Then, said Rhonda, to plant seeds, just dig a little hole in the straw down to the newspaper or cardboard layer, and put in a handful of soil on top of that, and the seed in it. Then cover the hole back up with straw. For seedlings, punch a hole in the newspaper or cardboard, put the soil down through that, the seedling nestled in it, and cover with straw. The point is,  seeds will open at about the rate the newspaper or cardbard rots. But for seedlings, you want them to get their roots down right away, so you punch a hole through that hard layer. We used this bed for broccoli and cauliflower. I used it for lettuce in former years, and lettuce did well. The bed doesn’t have full sun, so this is an experiment.

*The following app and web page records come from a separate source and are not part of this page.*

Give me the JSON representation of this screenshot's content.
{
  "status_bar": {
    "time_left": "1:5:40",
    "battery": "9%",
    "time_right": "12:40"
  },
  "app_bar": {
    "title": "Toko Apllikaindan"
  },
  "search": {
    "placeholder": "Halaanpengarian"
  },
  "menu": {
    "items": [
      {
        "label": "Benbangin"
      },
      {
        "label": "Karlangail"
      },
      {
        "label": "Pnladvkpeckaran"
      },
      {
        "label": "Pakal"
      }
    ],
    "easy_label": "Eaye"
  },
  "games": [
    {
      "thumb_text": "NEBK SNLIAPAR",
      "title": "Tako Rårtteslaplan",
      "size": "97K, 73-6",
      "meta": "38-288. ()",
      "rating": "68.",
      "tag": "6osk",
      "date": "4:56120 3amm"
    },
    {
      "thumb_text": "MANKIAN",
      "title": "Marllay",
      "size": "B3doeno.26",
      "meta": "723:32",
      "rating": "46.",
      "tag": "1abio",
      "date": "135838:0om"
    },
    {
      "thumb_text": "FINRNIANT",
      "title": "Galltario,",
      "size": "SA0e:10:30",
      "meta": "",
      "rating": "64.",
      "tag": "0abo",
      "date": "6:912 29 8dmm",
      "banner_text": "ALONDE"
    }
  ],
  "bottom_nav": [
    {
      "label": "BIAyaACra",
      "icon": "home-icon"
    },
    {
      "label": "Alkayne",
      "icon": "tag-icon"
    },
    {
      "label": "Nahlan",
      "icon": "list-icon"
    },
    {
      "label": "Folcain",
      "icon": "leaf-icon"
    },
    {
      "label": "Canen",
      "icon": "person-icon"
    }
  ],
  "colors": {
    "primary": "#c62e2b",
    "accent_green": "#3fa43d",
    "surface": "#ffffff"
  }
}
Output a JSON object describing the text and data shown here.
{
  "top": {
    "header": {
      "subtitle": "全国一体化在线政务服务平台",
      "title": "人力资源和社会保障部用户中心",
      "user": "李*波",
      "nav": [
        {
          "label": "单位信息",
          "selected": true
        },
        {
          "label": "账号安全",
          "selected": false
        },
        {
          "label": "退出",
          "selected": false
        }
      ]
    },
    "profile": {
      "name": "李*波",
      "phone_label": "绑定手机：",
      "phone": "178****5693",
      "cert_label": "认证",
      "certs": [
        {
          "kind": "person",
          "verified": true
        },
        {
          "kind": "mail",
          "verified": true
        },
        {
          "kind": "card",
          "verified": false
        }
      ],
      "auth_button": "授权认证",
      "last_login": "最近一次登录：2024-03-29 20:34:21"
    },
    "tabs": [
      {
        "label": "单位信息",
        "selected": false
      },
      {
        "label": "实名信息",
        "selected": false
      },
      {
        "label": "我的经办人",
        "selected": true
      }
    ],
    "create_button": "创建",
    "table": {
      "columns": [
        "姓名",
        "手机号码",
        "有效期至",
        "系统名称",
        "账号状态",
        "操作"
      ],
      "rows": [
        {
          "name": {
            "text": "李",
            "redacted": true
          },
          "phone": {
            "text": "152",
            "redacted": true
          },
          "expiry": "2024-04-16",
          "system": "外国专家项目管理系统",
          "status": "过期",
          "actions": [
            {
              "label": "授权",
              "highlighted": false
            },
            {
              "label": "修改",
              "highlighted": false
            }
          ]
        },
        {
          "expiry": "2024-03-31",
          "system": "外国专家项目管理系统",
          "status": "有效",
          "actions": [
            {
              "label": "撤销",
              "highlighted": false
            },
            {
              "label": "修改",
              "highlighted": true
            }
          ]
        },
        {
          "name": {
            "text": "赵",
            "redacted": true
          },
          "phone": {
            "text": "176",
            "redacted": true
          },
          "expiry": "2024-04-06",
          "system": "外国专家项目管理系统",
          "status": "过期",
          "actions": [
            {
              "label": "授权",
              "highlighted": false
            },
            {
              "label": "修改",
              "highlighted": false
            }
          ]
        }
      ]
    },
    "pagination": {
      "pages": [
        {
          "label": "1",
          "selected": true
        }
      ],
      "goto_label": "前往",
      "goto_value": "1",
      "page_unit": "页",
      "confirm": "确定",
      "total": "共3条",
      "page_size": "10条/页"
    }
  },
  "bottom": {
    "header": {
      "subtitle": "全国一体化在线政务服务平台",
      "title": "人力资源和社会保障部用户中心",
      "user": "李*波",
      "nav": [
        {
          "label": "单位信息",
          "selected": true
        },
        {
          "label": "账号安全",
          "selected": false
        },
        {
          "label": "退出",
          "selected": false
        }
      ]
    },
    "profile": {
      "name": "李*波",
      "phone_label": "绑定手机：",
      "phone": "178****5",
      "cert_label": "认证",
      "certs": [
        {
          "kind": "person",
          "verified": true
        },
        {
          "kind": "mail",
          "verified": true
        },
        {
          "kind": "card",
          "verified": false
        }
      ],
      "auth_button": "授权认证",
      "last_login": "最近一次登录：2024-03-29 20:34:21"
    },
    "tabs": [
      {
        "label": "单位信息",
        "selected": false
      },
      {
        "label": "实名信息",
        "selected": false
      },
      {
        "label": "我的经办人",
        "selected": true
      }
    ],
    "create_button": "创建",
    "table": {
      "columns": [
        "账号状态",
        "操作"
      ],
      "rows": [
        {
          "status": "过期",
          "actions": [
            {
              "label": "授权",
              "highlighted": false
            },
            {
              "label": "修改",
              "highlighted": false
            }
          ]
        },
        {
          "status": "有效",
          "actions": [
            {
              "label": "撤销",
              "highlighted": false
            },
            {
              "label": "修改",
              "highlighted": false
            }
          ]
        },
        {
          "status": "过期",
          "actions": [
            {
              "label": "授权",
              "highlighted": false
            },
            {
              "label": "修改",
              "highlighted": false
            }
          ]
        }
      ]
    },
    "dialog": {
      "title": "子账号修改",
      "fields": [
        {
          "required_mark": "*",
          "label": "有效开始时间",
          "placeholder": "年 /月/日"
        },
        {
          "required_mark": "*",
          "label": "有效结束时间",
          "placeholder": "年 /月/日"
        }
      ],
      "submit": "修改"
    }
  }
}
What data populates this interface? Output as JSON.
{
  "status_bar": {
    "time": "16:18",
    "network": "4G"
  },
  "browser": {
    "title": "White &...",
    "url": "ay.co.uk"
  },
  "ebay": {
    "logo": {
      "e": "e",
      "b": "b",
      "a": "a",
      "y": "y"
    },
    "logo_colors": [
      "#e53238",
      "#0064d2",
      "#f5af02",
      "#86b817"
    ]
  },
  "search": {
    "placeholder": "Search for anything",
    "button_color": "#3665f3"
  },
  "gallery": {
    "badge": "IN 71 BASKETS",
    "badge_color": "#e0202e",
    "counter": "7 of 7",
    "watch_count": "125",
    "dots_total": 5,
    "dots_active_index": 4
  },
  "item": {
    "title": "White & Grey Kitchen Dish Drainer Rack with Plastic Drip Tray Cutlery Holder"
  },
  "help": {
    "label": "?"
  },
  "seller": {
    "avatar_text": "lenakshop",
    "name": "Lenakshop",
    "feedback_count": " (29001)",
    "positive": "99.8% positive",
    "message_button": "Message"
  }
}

What's so damned funny? I have absolutely no memory of this moment . . .

Then we went into the GANG garden and got to work there.

seedlings, lined up by the pond

For beds that weren’t very thick, we decided to sheet mulch them again, first with cardboard/newspaper and, this time, leaf and leaf much, before planting seeds and seedlings. Mulch helps hold moisture, discourages pests, and turns into soil. Always, the key is to continue to build soil.

Aside: Aaron found more morels! Giant morels! Twice as many as we found during the mushroom workshop two weeks earlier! Once again, hiding in corners of my back yard near old oak and elm trees.

I told him he could have them, and he gave one to each person present.

One of the Bettys, with her morel

Here’s Stephanie, planting beet seedlings.

In honor of her work in the gardens of Bloomington (Stephanie is also an intern with Middle Way House), her mother made her a great apron out of old sweaters.

Of course, she’s afraid to get dirt on it!

All in all, a very good day, though there are still lots of seeds and seedlings left to plant, and some that did get planted look like they’ve drowned in the continuing rain. Over eleven inches in April. A record. Rain the first three days of May. More predicted tonight . . .

C’est la vie!

Our First Cob Oven Pizza Party, YES!

I had no idea how wonderful pizza would taste when coming from our very own SPEA-class built cob oven in the GANG garden! I mean, I don’t even like pizza!

On the one day that it wasn’t raining or threatening to rain, we gathered for our first ever cob pizza party. It was supposed to be a reward for that SPEA class, which, on a drizzly day in November, 2010 had stomped and shaped the oven into being from sand, clay and straw.

But only one student from the class showed up! I guess we were too close to the end of the semester, plus it was Easter Weekend. But there were still about a dozen of us.

However, that one student brought a student friend, and a couple students from across the street and next door showed up, plus the teacher Melissa and her husband and children. And Colin, who built the structure for the oven and finished the oven, and Nathan, who spearheaded the project. Here’s Nathan, taking a good look at what he hath wrought.

We will next fire up the oven on June 25, for our Solstice Party and Celebration after our Children’s Workshop: “Inviting the Little People In.”

Meanwhile, we’re realizing that we’ve just got to make some cob benches down there by that oven. And meanwhile, I’m dreaming of outdoor cob ovens on every block in town in the future. A mighty handy fallback when the electricity shuts off.

When we finished the pizzas,

several of us threw potatoes and and eggplant in the oven. We could have put in some bread to bake, and who knows what else. The oven stays hot for a long, long time.

I now recognize this cob oven as an incredibly powerful magnetic center for the neighborhood commons that we are cultivating via the GANG.

May Melissa and Chris’s beautiful boy Emmett live to grow up into a world transformed into into community by the intention and effort of his parents’ generation.